» EXERCISE PROMPT
Show the lines of the material that contain the word "background".

» SOURCE RECORDS

┏━━

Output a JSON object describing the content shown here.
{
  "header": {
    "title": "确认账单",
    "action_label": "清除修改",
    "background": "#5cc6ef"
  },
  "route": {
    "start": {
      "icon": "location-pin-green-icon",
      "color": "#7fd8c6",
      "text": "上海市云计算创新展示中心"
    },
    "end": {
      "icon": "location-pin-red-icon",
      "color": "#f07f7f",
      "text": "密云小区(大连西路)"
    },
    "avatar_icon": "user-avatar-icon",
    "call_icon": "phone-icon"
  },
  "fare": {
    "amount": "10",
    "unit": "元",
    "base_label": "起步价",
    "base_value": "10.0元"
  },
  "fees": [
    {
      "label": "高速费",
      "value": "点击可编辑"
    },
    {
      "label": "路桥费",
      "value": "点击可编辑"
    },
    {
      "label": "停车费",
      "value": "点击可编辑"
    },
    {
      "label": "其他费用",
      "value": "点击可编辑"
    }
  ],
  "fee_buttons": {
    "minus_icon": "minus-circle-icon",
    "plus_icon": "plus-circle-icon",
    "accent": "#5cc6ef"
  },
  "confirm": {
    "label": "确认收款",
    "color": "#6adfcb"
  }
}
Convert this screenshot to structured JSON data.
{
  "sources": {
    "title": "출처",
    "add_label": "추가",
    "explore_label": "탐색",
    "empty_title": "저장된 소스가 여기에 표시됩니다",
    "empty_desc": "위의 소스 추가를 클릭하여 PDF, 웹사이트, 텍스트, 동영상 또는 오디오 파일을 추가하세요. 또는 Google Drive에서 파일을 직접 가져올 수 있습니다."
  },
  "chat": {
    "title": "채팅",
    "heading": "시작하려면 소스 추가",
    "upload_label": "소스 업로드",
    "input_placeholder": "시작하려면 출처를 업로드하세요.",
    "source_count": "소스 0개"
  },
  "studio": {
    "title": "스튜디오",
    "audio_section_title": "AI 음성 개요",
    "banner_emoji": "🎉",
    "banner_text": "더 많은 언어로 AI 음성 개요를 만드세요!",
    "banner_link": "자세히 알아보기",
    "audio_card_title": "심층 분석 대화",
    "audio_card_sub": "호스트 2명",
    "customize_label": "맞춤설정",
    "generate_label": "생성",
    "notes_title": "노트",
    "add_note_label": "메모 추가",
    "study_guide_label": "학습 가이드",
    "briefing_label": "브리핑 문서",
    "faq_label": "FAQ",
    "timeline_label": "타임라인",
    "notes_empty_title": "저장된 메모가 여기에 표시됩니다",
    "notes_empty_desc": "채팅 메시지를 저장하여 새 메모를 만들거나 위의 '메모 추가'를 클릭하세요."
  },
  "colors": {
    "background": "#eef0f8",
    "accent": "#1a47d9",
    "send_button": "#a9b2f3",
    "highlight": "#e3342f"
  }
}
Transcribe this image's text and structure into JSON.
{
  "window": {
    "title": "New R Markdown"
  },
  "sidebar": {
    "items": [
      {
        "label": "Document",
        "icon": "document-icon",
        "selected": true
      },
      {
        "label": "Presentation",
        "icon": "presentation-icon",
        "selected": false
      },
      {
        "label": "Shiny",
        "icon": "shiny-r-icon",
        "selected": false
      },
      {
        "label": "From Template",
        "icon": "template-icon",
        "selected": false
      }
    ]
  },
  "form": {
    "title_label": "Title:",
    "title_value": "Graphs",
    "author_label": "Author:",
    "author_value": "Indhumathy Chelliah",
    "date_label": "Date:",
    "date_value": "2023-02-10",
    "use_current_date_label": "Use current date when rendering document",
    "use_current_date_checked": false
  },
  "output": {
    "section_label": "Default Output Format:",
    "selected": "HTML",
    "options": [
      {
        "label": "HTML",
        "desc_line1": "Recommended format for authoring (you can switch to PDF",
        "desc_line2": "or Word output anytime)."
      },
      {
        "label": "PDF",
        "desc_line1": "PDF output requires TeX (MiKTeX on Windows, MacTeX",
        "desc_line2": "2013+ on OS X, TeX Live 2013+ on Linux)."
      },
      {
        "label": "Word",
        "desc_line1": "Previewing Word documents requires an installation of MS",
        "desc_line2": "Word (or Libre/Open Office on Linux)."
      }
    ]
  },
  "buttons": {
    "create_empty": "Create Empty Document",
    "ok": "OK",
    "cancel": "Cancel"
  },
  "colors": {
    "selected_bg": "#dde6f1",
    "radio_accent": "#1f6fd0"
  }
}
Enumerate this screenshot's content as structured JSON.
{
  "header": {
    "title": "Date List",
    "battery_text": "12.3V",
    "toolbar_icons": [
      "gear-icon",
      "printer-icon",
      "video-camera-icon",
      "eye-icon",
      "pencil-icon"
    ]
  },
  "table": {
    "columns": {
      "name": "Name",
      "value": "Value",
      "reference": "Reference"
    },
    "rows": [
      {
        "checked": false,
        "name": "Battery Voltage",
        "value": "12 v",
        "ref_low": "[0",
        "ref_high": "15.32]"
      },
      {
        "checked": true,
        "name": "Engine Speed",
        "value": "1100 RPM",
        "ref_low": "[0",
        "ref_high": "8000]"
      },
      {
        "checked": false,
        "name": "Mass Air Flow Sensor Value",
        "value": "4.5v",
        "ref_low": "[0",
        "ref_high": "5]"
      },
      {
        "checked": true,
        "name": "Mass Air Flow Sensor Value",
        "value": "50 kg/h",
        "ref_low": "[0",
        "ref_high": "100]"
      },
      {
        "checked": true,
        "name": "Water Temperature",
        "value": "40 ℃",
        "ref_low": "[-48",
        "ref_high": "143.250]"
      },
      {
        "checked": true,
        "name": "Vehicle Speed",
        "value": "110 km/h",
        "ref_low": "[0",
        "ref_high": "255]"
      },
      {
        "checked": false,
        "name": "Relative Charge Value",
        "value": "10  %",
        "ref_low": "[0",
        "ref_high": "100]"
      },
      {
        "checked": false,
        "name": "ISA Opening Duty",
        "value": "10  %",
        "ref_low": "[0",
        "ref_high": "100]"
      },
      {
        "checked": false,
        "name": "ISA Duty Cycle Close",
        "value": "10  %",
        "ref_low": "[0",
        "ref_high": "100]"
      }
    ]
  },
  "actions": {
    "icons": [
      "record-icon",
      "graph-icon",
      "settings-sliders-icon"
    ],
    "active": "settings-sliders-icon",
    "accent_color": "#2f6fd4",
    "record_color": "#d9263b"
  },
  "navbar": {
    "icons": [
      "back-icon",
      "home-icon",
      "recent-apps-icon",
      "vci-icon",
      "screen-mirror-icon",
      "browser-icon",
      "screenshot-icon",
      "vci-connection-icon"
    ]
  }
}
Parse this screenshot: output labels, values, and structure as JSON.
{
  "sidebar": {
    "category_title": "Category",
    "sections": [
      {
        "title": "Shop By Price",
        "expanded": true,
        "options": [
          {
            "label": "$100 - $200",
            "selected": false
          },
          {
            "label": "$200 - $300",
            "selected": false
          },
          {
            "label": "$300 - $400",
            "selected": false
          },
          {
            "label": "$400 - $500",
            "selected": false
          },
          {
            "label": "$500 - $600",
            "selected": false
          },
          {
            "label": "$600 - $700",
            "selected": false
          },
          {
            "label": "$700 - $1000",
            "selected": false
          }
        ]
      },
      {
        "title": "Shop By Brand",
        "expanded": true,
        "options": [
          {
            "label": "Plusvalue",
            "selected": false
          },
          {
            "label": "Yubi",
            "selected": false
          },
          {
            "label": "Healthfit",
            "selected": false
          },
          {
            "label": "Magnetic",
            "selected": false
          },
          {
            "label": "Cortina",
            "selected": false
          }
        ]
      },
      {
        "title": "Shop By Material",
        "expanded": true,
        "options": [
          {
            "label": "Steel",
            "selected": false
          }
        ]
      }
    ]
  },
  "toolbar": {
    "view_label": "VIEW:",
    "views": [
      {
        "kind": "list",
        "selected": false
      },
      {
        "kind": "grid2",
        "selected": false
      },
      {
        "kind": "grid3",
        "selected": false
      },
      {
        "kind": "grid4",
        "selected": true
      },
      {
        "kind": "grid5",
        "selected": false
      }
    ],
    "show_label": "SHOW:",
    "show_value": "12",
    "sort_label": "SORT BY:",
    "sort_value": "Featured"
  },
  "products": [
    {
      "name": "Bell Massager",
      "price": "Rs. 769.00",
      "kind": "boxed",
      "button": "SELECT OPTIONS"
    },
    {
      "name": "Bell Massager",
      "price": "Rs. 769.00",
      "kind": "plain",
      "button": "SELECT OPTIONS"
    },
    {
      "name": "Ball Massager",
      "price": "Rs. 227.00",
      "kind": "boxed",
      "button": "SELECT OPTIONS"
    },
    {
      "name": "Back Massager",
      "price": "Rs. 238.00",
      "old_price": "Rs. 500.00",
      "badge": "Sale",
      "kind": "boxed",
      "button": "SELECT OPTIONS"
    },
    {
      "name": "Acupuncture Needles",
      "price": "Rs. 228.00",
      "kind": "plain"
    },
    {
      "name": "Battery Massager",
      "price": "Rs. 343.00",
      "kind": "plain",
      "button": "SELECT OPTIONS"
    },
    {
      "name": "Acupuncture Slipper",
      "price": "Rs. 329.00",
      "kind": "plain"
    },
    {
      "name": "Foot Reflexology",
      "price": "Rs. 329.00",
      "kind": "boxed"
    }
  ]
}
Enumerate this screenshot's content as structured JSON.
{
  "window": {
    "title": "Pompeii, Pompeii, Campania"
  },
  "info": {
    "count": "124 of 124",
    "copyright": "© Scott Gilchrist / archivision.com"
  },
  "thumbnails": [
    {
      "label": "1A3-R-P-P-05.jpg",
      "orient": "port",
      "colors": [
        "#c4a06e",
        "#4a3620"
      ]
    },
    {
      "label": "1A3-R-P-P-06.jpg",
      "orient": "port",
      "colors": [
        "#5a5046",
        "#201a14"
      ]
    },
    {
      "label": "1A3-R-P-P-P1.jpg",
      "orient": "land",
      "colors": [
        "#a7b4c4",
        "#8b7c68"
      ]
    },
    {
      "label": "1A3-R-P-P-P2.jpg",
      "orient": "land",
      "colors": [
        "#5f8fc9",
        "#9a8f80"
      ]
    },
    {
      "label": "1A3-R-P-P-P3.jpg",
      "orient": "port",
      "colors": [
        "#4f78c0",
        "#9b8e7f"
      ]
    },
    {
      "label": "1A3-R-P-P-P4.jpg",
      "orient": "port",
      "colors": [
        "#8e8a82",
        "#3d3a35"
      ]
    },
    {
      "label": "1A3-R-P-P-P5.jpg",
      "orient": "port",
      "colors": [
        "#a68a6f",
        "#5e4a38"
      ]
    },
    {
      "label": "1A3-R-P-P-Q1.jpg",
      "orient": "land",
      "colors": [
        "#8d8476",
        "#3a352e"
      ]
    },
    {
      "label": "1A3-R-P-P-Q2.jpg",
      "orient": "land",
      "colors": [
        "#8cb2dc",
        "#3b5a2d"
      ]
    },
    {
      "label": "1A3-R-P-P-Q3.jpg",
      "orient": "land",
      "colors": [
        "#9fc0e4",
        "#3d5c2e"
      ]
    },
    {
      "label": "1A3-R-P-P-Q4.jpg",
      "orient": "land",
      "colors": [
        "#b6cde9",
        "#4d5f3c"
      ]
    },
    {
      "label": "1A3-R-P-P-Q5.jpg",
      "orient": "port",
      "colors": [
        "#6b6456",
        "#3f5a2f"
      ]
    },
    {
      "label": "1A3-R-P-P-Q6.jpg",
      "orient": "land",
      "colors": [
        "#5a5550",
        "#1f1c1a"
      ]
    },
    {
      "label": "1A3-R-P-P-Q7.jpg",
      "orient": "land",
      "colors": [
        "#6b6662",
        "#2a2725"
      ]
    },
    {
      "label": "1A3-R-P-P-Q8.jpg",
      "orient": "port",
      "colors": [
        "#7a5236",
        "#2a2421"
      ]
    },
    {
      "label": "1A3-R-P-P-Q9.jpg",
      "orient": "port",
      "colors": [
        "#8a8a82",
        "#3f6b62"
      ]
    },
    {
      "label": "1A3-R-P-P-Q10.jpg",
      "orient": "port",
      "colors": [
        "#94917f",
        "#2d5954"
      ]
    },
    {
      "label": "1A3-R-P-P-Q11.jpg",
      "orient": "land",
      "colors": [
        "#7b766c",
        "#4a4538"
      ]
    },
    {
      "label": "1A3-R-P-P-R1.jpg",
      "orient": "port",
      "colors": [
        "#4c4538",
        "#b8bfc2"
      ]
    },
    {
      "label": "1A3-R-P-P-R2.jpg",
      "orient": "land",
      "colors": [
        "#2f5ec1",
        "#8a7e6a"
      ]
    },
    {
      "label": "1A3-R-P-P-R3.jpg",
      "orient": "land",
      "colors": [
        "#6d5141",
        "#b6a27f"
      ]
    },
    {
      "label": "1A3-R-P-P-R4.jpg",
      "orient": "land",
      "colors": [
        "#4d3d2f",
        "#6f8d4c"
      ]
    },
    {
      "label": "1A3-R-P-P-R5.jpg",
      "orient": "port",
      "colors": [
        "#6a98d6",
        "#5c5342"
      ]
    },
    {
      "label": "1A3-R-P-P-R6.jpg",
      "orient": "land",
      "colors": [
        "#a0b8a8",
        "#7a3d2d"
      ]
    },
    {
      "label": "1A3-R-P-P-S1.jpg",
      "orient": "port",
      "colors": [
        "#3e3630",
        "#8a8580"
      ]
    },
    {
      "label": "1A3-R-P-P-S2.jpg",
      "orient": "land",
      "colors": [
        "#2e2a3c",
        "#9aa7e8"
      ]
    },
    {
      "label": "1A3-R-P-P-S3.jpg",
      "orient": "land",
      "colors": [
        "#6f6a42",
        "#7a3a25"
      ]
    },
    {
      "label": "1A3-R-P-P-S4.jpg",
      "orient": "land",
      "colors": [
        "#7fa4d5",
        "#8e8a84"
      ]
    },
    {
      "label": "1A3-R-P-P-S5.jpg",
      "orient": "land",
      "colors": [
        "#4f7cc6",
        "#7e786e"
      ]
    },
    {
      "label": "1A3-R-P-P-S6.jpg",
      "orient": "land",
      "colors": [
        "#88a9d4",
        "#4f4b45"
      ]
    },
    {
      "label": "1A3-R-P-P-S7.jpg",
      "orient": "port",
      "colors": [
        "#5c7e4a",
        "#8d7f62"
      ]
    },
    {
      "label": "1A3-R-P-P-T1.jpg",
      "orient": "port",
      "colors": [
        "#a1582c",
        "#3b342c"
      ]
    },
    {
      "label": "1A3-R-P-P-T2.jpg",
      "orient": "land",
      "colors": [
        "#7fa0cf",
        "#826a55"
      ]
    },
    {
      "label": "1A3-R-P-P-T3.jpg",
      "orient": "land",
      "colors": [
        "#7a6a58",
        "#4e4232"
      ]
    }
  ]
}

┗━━

» ANSWER SPACE
    "background": "#5cc6ef"
    "background": "#eef0f8",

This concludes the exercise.